mation. At last, addressing the pretended advice in his book, he exclaimed : " You are there, but you will have to come out!"
The hidden man, supposing that the doctor spoke to him, sprang out full of terror, crying: " The man knows everything !"
Doctor Know-all at last took the nobleman to the place where the money was concealed j but he did not tell who had stolen it So, in addition to the reward offered for the discovery, he received also a good sum from the servants in return for not betraying them, and became a man of great renown.
It was a beautiful morning, about harvest time, the buckwheat was in flower, the sun shining in the heavens, and the morning breeze waving the golden cornfields, while the lark sung blithely in the clear blue sky, and the bees were buzzing about the flowers. The villagers seemed all alive; many of them were dressed in their best clothes, hastening to the fair.
It was a lovely day, and all nature seemed happy, even to a little hedgehog, who stood at his own door. He had his arms folded, and was singing as merrily as little hedgehogs can do on a pleasant morning. While he thus stood amusing himself, his little wife was washing and dressing the children, and he thought he might as well go and see how the field of turnips was getting on, for, as he and his family fed upon them, they appeared like his own property. No sooner said than done. He shut the house door after him and started off.
He had not gone farther than the little hedge bordering the turnip field, when he met a hare, who was on his way to inspect the cabbages, which he also considered belonged to him. When the hedgehog saw the hare, he wished him " good morning" very pleasantly.

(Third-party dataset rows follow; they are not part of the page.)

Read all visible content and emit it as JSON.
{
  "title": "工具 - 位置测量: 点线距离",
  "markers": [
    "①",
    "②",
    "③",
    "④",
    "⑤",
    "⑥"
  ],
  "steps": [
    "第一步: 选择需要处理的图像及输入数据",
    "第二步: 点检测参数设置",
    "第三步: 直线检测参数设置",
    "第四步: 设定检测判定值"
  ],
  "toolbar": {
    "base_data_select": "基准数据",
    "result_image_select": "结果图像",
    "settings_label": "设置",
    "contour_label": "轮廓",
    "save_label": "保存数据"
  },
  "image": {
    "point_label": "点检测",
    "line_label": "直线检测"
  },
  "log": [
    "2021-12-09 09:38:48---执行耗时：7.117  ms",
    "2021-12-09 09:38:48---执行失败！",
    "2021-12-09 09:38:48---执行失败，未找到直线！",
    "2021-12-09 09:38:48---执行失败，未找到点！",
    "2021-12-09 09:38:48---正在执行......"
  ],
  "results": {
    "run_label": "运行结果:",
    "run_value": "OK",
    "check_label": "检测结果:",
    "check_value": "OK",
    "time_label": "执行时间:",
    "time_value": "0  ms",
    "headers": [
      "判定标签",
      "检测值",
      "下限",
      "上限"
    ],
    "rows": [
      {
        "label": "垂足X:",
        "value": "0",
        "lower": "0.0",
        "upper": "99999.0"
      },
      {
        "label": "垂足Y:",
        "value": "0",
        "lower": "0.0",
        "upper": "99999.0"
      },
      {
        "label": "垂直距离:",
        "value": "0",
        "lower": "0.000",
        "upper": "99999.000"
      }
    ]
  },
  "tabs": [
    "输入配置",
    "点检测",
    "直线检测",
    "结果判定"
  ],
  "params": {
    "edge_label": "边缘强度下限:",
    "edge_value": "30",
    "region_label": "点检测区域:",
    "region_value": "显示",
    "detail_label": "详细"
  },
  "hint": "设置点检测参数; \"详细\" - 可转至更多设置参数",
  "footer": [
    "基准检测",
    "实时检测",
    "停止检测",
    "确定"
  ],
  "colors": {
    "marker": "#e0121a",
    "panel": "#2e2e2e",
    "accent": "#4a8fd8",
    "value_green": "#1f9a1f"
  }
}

But the hare, who was a grand gentleman in his way. and not very good tempered, took no notice of the hedgehog's greeting, but said in a most impertinent mar er, " How is it that you are running about the fields so early ihia morning?"
" I am taking a walk," said the hedgehog.